● YOUR GOAL: Whenever a line in the entries below contains the string "glyph", copy that line.

Collection entries:

= = =

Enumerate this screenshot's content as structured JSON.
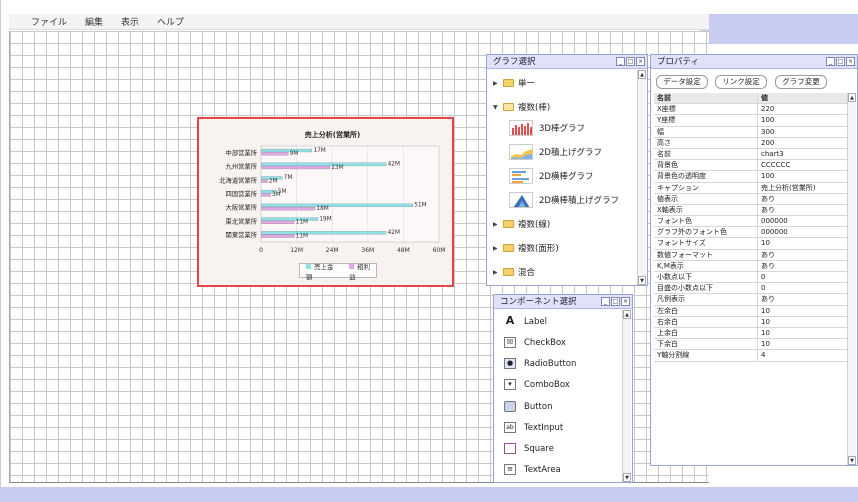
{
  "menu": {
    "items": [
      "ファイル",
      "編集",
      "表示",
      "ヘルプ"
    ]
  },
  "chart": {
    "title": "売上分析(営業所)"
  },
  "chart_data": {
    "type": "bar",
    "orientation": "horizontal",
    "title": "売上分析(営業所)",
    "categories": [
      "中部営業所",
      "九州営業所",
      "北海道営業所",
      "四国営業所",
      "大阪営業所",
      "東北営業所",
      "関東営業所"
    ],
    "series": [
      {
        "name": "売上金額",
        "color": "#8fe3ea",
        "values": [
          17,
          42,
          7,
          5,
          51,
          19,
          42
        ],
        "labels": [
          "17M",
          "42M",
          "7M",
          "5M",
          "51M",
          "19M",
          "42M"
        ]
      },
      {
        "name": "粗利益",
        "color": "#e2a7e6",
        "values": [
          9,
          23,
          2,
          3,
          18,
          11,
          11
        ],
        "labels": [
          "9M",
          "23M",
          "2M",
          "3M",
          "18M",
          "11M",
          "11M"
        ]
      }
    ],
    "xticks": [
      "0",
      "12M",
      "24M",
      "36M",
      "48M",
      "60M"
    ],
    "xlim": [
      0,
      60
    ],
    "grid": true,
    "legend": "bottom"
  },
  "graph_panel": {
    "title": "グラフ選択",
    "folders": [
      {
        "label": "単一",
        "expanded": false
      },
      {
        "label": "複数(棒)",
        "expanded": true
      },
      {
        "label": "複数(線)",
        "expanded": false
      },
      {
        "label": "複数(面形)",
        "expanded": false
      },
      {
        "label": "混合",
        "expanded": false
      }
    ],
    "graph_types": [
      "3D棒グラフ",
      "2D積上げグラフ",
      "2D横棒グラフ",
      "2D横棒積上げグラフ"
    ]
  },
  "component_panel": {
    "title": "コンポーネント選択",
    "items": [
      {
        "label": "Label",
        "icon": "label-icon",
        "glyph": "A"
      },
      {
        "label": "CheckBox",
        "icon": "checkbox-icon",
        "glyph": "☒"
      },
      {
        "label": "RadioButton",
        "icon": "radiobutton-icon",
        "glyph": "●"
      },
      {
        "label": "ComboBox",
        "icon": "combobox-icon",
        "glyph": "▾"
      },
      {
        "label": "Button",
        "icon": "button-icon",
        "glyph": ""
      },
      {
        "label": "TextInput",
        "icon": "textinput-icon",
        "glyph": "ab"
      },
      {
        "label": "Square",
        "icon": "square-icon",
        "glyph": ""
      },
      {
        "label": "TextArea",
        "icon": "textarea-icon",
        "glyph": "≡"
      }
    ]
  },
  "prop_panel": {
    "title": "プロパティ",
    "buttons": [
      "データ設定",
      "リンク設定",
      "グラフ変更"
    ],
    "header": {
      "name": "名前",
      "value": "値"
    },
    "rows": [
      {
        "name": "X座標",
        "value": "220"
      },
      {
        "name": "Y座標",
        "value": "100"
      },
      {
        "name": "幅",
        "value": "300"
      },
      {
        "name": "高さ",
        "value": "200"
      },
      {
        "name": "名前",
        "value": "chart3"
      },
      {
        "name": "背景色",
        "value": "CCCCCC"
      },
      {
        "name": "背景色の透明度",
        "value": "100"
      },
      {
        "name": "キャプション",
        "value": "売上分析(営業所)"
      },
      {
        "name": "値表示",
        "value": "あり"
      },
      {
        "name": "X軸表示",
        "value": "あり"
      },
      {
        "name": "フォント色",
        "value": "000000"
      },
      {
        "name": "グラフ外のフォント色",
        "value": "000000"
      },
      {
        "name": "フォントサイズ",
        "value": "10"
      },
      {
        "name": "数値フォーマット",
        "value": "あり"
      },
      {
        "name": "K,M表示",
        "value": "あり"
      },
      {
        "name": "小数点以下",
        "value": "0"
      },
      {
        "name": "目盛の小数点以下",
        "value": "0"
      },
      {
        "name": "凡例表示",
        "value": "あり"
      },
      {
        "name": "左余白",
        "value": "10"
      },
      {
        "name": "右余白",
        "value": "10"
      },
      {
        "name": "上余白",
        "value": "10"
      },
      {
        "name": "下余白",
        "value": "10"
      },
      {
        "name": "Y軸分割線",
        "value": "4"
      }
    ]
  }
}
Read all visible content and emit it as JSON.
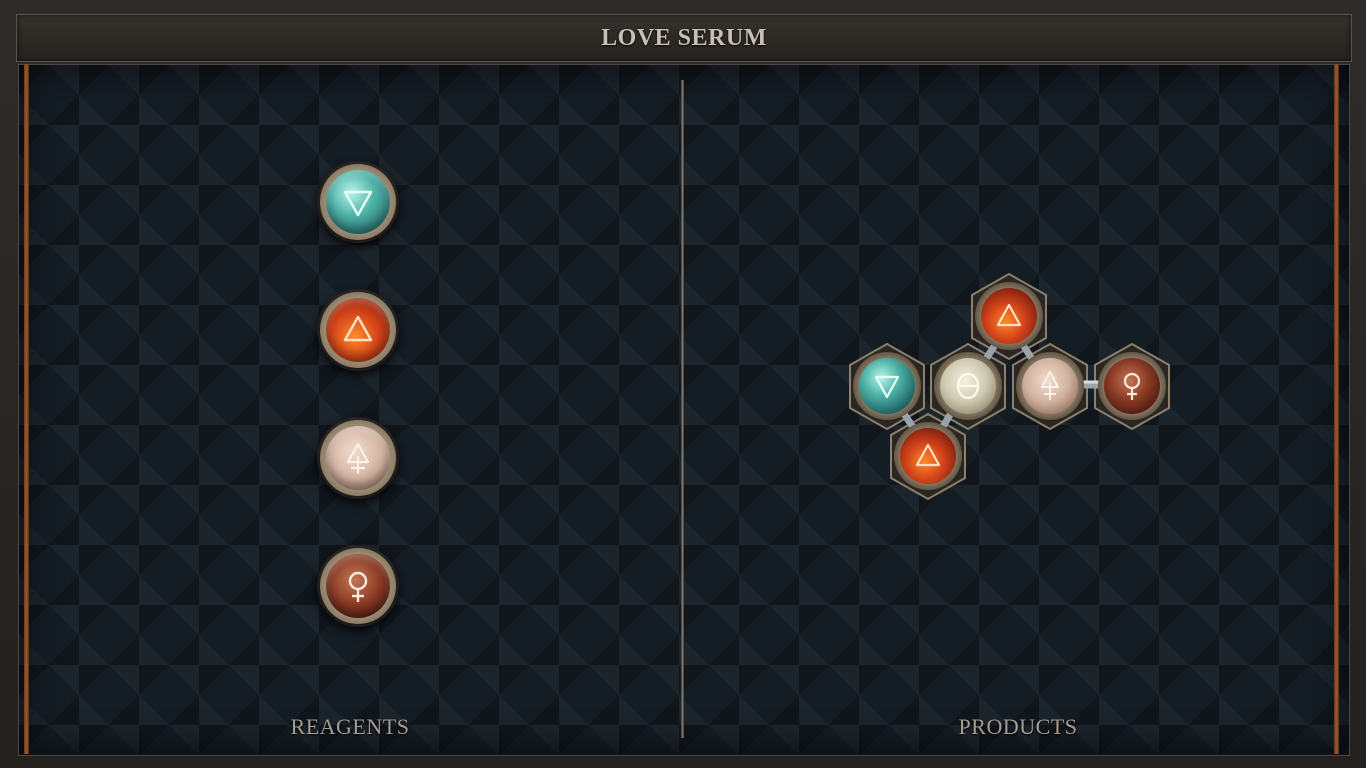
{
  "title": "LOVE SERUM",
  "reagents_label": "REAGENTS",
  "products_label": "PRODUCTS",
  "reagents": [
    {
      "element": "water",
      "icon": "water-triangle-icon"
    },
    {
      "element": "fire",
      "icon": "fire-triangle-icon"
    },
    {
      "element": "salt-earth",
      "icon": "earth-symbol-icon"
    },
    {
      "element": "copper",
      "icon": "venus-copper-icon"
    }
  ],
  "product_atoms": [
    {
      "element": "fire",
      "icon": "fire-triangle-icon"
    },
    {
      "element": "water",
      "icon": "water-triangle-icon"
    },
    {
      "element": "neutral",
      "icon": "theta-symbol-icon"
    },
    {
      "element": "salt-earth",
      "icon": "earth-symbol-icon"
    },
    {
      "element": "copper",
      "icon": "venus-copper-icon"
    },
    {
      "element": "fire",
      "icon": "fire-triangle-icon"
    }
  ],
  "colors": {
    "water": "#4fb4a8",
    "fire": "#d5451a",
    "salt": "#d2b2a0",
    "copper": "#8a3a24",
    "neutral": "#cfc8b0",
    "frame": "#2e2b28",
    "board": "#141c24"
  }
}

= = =

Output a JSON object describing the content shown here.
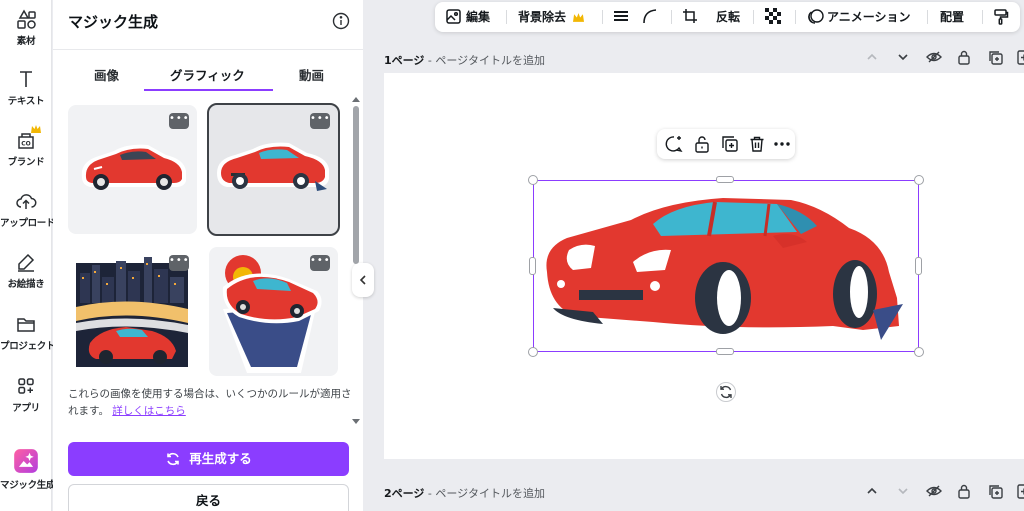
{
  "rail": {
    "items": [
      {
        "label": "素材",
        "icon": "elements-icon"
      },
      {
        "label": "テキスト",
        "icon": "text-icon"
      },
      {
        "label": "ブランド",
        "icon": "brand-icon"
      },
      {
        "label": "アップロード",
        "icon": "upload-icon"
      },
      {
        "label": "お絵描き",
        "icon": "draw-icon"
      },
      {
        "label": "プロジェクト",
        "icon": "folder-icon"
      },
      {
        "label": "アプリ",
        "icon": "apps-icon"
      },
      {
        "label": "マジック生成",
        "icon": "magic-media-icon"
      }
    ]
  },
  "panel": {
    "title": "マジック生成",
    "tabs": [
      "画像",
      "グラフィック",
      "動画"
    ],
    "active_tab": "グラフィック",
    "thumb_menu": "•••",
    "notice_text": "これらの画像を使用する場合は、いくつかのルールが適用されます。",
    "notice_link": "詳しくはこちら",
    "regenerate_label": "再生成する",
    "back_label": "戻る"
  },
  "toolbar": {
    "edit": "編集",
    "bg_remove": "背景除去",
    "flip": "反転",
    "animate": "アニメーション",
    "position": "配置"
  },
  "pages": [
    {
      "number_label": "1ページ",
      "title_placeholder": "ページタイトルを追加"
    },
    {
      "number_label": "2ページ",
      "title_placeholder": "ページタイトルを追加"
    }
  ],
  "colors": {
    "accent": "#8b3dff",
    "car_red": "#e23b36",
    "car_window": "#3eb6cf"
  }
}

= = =

● ANSWER TO THE EXERCISE:
        "glyph": "A"
        "glyph": "☒"
        "glyph": "●"
        "glyph": "▾"
        "glyph": ""
        "glyph": "ab"
        "glyph": ""
        "glyph": "≡"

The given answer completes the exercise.